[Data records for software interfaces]
>>>>>

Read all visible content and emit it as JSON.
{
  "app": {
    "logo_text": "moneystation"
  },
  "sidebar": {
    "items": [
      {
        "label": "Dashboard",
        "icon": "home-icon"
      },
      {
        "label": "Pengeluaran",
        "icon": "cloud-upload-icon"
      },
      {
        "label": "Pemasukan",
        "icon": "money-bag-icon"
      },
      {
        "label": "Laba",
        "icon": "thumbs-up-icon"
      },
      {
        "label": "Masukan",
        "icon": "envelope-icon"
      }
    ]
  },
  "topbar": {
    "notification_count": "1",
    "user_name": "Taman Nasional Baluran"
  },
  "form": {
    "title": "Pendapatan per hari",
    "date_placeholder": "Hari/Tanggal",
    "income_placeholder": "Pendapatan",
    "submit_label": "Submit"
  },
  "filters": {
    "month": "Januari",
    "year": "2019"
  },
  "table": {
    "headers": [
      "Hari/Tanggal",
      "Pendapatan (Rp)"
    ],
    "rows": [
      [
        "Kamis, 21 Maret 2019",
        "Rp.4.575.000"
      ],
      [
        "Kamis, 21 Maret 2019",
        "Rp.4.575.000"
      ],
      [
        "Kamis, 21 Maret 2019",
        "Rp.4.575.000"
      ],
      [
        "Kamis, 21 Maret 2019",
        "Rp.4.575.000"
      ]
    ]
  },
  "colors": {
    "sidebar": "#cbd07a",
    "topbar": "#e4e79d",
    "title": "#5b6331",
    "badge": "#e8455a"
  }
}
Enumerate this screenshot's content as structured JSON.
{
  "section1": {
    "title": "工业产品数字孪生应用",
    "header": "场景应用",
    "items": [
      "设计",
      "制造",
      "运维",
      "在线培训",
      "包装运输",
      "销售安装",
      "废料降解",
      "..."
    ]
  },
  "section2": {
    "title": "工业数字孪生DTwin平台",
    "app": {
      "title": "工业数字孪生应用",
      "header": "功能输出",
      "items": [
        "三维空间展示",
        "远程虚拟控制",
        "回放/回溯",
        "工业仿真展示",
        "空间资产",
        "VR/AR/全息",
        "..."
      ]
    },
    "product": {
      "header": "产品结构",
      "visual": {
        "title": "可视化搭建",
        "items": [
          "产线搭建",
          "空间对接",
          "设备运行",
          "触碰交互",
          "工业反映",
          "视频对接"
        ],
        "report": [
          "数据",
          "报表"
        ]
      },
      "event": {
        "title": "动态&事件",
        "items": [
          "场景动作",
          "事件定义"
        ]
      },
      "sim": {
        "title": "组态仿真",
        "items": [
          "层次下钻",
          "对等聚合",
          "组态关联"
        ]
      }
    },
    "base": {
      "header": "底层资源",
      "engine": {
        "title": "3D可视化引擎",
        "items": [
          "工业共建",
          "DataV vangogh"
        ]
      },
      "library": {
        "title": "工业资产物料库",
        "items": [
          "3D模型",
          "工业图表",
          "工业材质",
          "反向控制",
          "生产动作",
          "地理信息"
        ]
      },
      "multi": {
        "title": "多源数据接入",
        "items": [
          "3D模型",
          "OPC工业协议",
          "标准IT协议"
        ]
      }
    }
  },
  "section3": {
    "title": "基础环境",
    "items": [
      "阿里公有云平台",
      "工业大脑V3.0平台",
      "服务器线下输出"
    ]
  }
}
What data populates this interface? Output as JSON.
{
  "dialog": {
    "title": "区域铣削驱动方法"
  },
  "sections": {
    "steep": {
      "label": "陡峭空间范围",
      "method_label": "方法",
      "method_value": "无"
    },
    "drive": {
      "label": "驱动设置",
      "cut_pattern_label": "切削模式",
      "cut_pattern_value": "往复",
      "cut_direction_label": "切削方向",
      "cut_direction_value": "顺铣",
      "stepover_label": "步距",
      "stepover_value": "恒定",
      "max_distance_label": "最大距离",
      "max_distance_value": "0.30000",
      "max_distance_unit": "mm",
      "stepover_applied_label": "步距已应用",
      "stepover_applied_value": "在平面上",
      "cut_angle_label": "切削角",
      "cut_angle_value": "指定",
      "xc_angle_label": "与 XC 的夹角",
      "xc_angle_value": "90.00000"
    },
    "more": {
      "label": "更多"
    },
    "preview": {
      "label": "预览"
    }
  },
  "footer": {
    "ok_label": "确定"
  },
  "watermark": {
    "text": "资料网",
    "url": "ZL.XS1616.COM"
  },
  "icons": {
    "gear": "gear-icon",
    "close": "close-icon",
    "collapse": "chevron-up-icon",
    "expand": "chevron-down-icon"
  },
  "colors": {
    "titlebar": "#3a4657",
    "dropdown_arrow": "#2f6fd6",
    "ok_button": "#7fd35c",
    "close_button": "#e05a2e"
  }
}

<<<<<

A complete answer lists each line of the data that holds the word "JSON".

Read all visible content and emit it as JSON.
Enumerate this screenshot's content as structured JSON.
What data populates this interface? Output as JSON.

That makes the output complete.